Nordegren, a former model from Sweden who once worked as a nanny for Jesper Parnevik, is as private as Woods. She keeps a low profile at tournaments, watching her husband from behind the ropes, and moves on when photographers start taking her picture.

Woods rarely faces such private scrutiny, even as perhaps the most famous active athlete in the world.

He usually makes news only because of what he can do with a golf club. Few other athletes have managed to keep their private lives so guarded, or have a circle of friends so airtight when it comes to life off the course.

Woods' $2.4 million home is part of an exclusive subdivision near Orlando, a community set on an Arnold Palmer-designed golf course and a chain of small lakes. The neighborhood, which is fortified with high brick walls and has its own security force, is home to CEOs and other sports stars such as the NBA's Shaquille O'Neal.

Woods has won 82 times around the world and 14 majors, becoming the first player of black heritage to win a major at the 1997 Masters when he was 21.

He won six times this year after missing eight months recovering from reconstructive surgery on his left knee.
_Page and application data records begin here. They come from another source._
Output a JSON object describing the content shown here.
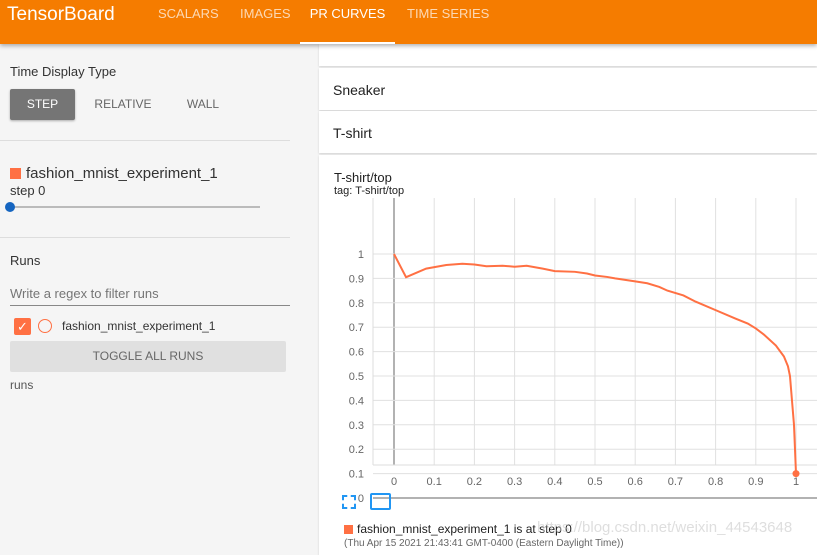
{
  "header": {
    "brand": "TensorBoard",
    "tabs": [
      {
        "label": "SCALARS"
      },
      {
        "label": "IMAGES"
      },
      {
        "label": "PR CURVES",
        "active": true
      },
      {
        "label": "TIME SERIES"
      }
    ],
    "color": "#f57c00"
  },
  "sidebar": {
    "time_display_label": "Time Display Type",
    "time_options": [
      "STEP",
      "RELATIVE",
      "WALL"
    ],
    "selected_time_option": "STEP",
    "run_step": {
      "run": "fashion_mnist_experiment_1",
      "step_label": "step 0",
      "slider_value": 0,
      "color": "#ff7043"
    },
    "runs_label": "Runs",
    "filter_placeholder": "Write a regex to filter runs",
    "runs": [
      {
        "name": "fashion_mnist_experiment_1",
        "checked": true
      }
    ],
    "toggle_all": "TOGGLE ALL RUNS",
    "footer": "runs"
  },
  "main": {
    "categories": [
      "Sneaker",
      "T-shirt"
    ],
    "card": {
      "title": "T-shirt/top",
      "tag": "tag: T-shirt/top",
      "legend": "fashion_mnist_experiment_1 is at step 0",
      "timestamp": "(Thu Apr 15 2021 21:43:41 GMT-0400 (Eastern Daylight Time))"
    }
  },
  "watermark": "https://blog.csdn.net/weixin_44543648",
  "chart_data": {
    "type": "line",
    "title": "T-shirt/top",
    "xlabel": "",
    "ylabel": "",
    "xlim": [
      -0.05,
      1.05
    ],
    "ylim": [
      -0.05,
      1.05
    ],
    "grid": true,
    "xticks": [
      "0",
      "0.1",
      "0.2",
      "0.3",
      "0.4",
      "0.5",
      "0.6",
      "0.7",
      "0.8",
      "0.9",
      "1"
    ],
    "yticks": [
      "0",
      "0.1",
      "0.2",
      "0.3",
      "0.4",
      "0.5",
      "0.6",
      "0.7",
      "0.8",
      "0.9",
      "1"
    ],
    "series": [
      {
        "name": "fashion_mnist_experiment_1",
        "color": "#ff7043",
        "x": [
          0,
          0.03,
          0.08,
          0.13,
          0.17,
          0.2,
          0.23,
          0.27,
          0.3,
          0.33,
          0.37,
          0.4,
          0.45,
          0.48,
          0.5,
          0.53,
          0.55,
          0.6,
          0.63,
          0.66,
          0.68,
          0.72,
          0.75,
          0.8,
          0.85,
          0.88,
          0.9,
          0.92,
          0.95,
          0.97,
          0.98,
          0.985,
          0.99,
          0.995,
          1
        ],
        "y": [
          1,
          0.905,
          0.94,
          0.955,
          0.96,
          0.957,
          0.95,
          0.952,
          0.948,
          0.952,
          0.94,
          0.93,
          0.927,
          0.92,
          0.912,
          0.906,
          0.9,
          0.888,
          0.88,
          0.865,
          0.85,
          0.83,
          0.805,
          0.77,
          0.735,
          0.715,
          0.695,
          0.67,
          0.625,
          0.58,
          0.54,
          0.5,
          0.4,
          0.3,
          0.1
        ]
      }
    ]
  }
}
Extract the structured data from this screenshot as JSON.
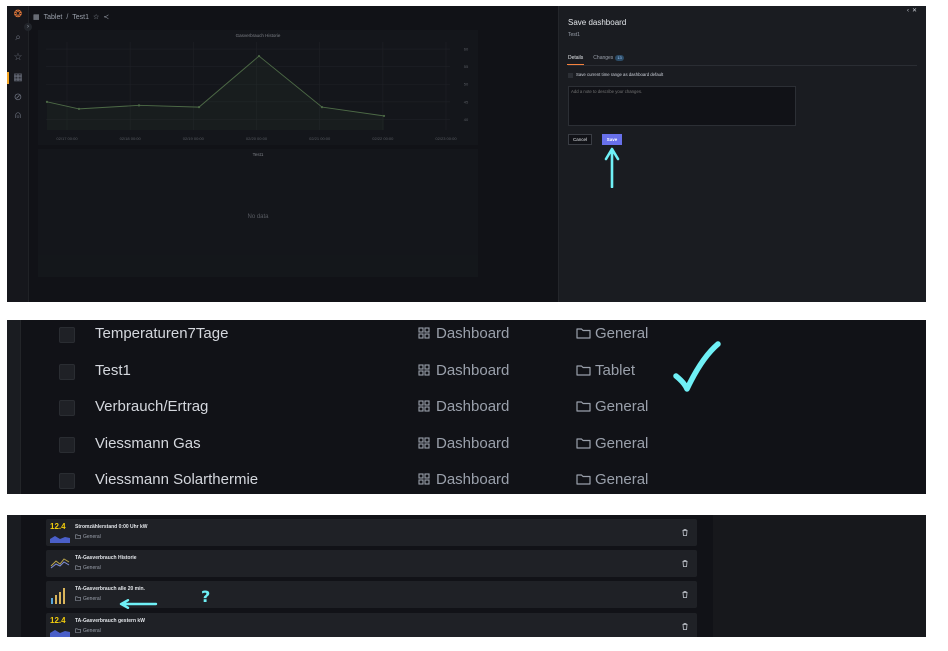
{
  "grafana": {
    "breadcrumb": {
      "folder": "Tablet",
      "separator": "/",
      "dashboard": "Test1"
    },
    "chart_panel": {
      "title": "Gasverbrauch Historie",
      "x_ticks": [
        "02/17 00:00",
        "02/18 00:00",
        "02/19 00:00",
        "02/20 00:00",
        "02/21 00:00",
        "02/22 00:00",
        "02/23 00:00"
      ],
      "y_ticks": [
        "60",
        "55",
        "50",
        "45",
        "40"
      ]
    },
    "empty_panel": {
      "title": "Test1",
      "message": "No data"
    },
    "drawer": {
      "title": "Save dashboard",
      "subtitle": "Test1",
      "tabs": [
        {
          "label": "Details"
        },
        {
          "label": "Changes",
          "badge": "13"
        }
      ],
      "checkbox_label": "Save current time range as dashboard default",
      "note_placeholder": "Add a note to describe your changes.",
      "cancel_label": "Cancel",
      "save_label": "Save"
    }
  },
  "chart_data": {
    "type": "line",
    "title": "Gasverbrauch Historie",
    "x": [
      "02/16 12:00",
      "02/17 00:00",
      "02/18 00:00",
      "02/19 00:00",
      "02/20 00:00",
      "02/21 00:00",
      "02/22 00:00"
    ],
    "series": [
      {
        "values": [
          45,
          43,
          44,
          43.5,
          58,
          43.5,
          41
        ]
      }
    ],
    "ylim": [
      37,
      62
    ],
    "grid": true
  },
  "dashboard_list": {
    "type_label": "Dashboard",
    "rows": [
      {
        "name": "Temperaturen7Tage",
        "folder": "General"
      },
      {
        "name": "Test1",
        "folder": "Tablet"
      },
      {
        "name": "Verbrauch/Ertrag",
        "folder": "General"
      },
      {
        "name": "Viessmann Gas",
        "folder": "General"
      },
      {
        "name": "Viessmann Solarthermie",
        "folder": "General"
      }
    ]
  },
  "library_panels": {
    "items": [
      {
        "title": "Stromzählerstand 0:00 Uhr kW",
        "folder": "General",
        "thumb": "stat",
        "value": "12.4"
      },
      {
        "title": "TA-Gasverbrauch Historie",
        "folder": "General",
        "thumb": "timeseries"
      },
      {
        "title": "TA-Gasverbrauch alle 20 min.",
        "folder": "General",
        "thumb": "bars"
      },
      {
        "title": "TA-Gasverbrauch gestern kW",
        "folder": "General",
        "thumb": "stat",
        "value": "12.4"
      }
    ],
    "annotation_mark": "?"
  },
  "colors": {
    "accent": "#6870ea",
    "annotation": "#6ff0f6",
    "tab_underline": "#f5813d",
    "stat_value": "#f2cc0c"
  }
}
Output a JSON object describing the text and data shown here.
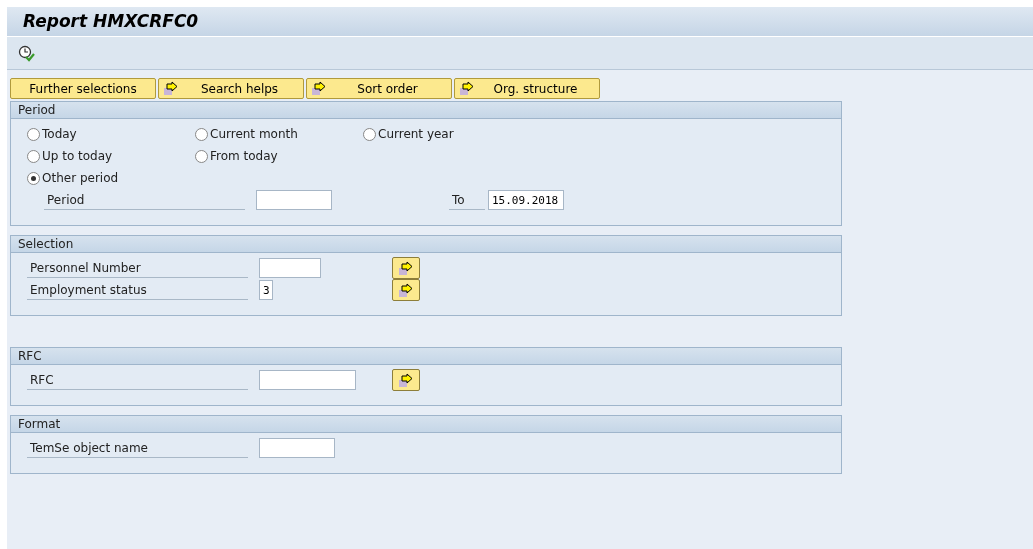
{
  "window": {
    "title": "Report HMXCRFC0"
  },
  "tabs": [
    {
      "label": "Further selections",
      "has_icon": false
    },
    {
      "label": "Search helps",
      "has_icon": true
    },
    {
      "label": "Sort order",
      "has_icon": true
    },
    {
      "label": "Org. structure",
      "has_icon": true
    }
  ],
  "groups": [
    {
      "title": "Period",
      "radio_rows": [
        [
          {
            "label": "Today",
            "selected": false
          },
          {
            "label": "Current month",
            "selected": false
          },
          {
            "label": "Current year",
            "selected": false
          }
        ],
        [
          {
            "label": "Up to today",
            "selected": false
          },
          {
            "label": "From today",
            "selected": false
          }
        ],
        [
          {
            "label": "Other period",
            "selected": true
          }
        ]
      ],
      "fields": [
        {
          "kind": "range",
          "label": "Period",
          "to_label": "To",
          "to_value": "15.09.2018"
        }
      ]
    },
    {
      "title": "Selection",
      "fields": [
        {
          "kind": "select",
          "label": "Personnel Number",
          "multiple": true
        },
        {
          "kind": "select",
          "label": "Employment status",
          "value": "3",
          "multiple": true
        }
      ]
    },
    {
      "title": "RFC",
      "fields": [
        {
          "kind": "select",
          "label": "RFC",
          "multiple": true
        }
      ]
    },
    {
      "title": "Format",
      "fields": [
        {
          "kind": "select",
          "label": "TemSe object name",
          "multiple": false
        }
      ]
    }
  ]
}
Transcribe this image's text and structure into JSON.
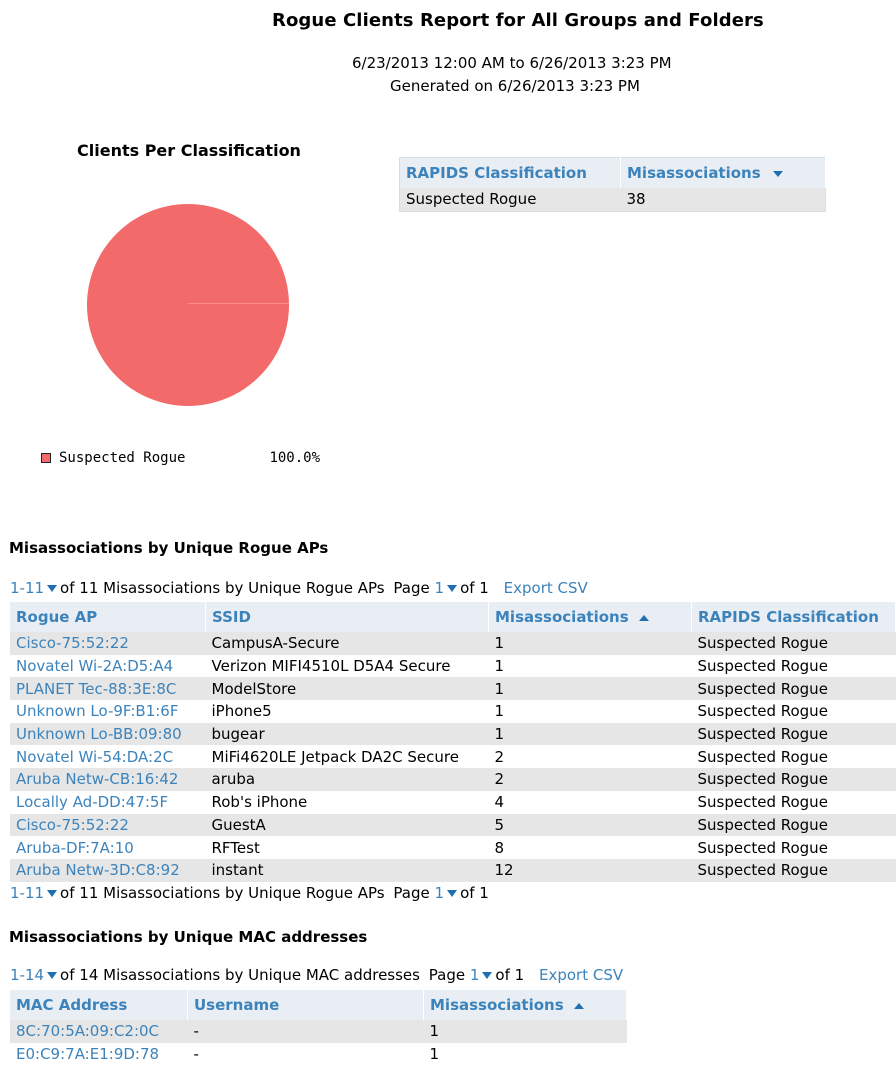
{
  "report": {
    "title": "Rogue Clients Report for All Groups and Folders",
    "date_range": "6/23/2013 12:00 AM to 6/26/2013 3:23 PM",
    "generated": "Generated on 6/26/2013 3:23 PM"
  },
  "chart": {
    "title": "Clients Per Classification",
    "legend_label": "Suspected Rogue",
    "legend_pct": "100.0%",
    "slice_color": "#f36a6a"
  },
  "chart_data": {
    "type": "pie",
    "title": "Clients Per Classification",
    "labels": [
      "Suspected Rogue"
    ],
    "values": [
      100.0
    ]
  },
  "classification_table": {
    "headers": [
      "RAPIDS Classification",
      "Misassociations"
    ],
    "rows": [
      [
        "Suspected Rogue",
        "38"
      ]
    ]
  },
  "rogue_aps": {
    "section_title": "Misassociations by Unique Rogue APs",
    "pager_range": "1-11",
    "pager_text": "of 11 Misassociations by Unique Rogue APs",
    "page_label": "Page",
    "page_num": "1",
    "page_of": "of 1",
    "export": "Export CSV",
    "headers": [
      "Rogue AP",
      "SSID",
      "Misassociations",
      "RAPIDS Classification"
    ],
    "rows": [
      [
        "Cisco-75:52:22",
        "CampusA-Secure",
        "1",
        "Suspected Rogue"
      ],
      [
        "Novatel Wi-2A:D5:A4",
        "Verizon MIFI4510L D5A4 Secure",
        "1",
        "Suspected Rogue"
      ],
      [
        "PLANET Tec-88:3E:8C",
        "ModelStore",
        "1",
        "Suspected Rogue"
      ],
      [
        "Unknown Lo-9F:B1:6F",
        "iPhone5",
        "1",
        "Suspected Rogue"
      ],
      [
        "Unknown Lo-BB:09:80",
        "bugear",
        "1",
        "Suspected Rogue"
      ],
      [
        "Novatel Wi-54:DA:2C",
        "MiFi4620LE Jetpack DA2C Secure",
        "2",
        "Suspected Rogue"
      ],
      [
        "Aruba Netw-CB:16:42",
        "aruba",
        "2",
        "Suspected Rogue"
      ],
      [
        "Locally Ad-DD:47:5F",
        "Rob's iPhone",
        "4",
        "Suspected Rogue"
      ],
      [
        "Cisco-75:52:22",
        "GuestA",
        "5",
        "Suspected Rogue"
      ],
      [
        "Aruba-DF:7A:10",
        "RFTest",
        "8",
        "Suspected Rogue"
      ],
      [
        "Aruba Netw-3D:C8:92",
        "instant",
        "12",
        "Suspected Rogue"
      ]
    ]
  },
  "mac_addresses": {
    "section_title": "Misassociations by Unique MAC addresses",
    "pager_range": "1-14",
    "pager_text": "of 14 Misassociations by Unique MAC addresses",
    "page_label": "Page",
    "page_num": "1",
    "page_of": "of 1",
    "export": "Export CSV",
    "headers": [
      "MAC Address",
      "Username",
      "Misassociations"
    ],
    "rows": [
      [
        "8C:70:5A:09:C2:0C",
        "-",
        "1"
      ],
      [
        "E0:C9:7A:E1:9D:78",
        "-",
        "1"
      ]
    ]
  }
}
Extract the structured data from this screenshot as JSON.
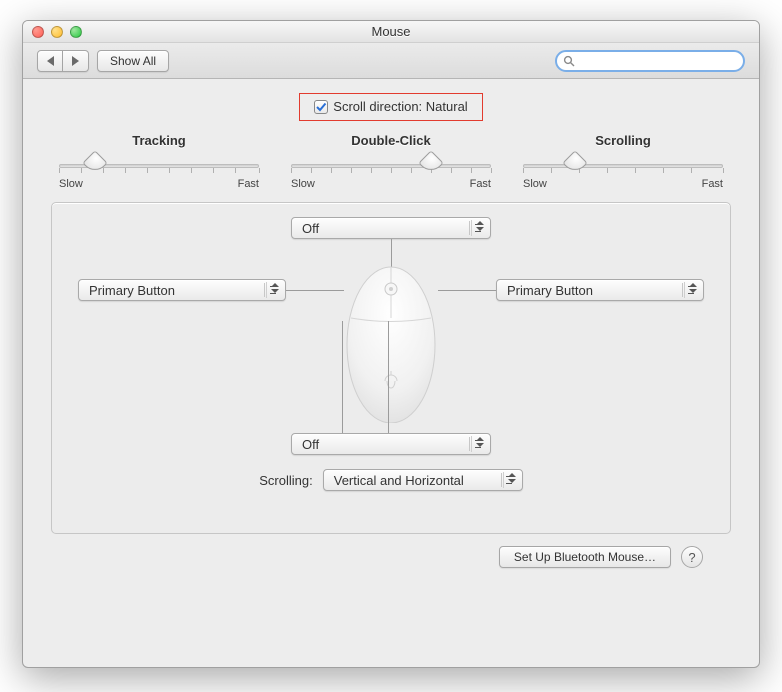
{
  "title": "Mouse",
  "toolbar": {
    "show_all": "Show All"
  },
  "search": {
    "placeholder": ""
  },
  "scroll_direction": {
    "label": "Scroll direction: Natural",
    "checked": true
  },
  "sliders": {
    "tracking": {
      "label": "Tracking",
      "slow": "Slow",
      "fast": "Fast",
      "value_pct": 18
    },
    "doubleclick": {
      "label": "Double-Click",
      "slow": "Slow",
      "fast": "Fast",
      "value_pct": 70
    },
    "scrolling": {
      "label": "Scrolling",
      "slow": "Slow",
      "fast": "Fast",
      "value_pct": 26
    }
  },
  "buttons": {
    "wheel": "Off",
    "left": "Primary Button",
    "right": "Primary Button",
    "side": "Off"
  },
  "scrolling_dropdown": {
    "label": "Scrolling:",
    "value": "Vertical and Horizontal"
  },
  "footer": {
    "setup_bt": "Set Up Bluetooth Mouse…",
    "help": "?"
  }
}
Even though he failed to win a major, Woods said he considered this a successful year because he did not know how his knee would respond.

---=

Doug Ferguson reported from Jacksonville, Fla. Associated Press writers Tamara Lush and Lisa Orkin Emmanuel in Miami and Louise Nordstrom in Stockholm contributed to this report.

Forecast
PGA Tour News
Trips
Travel & Courses
Lessons
Tips & Videos
The Shop
Equipment News & Reviews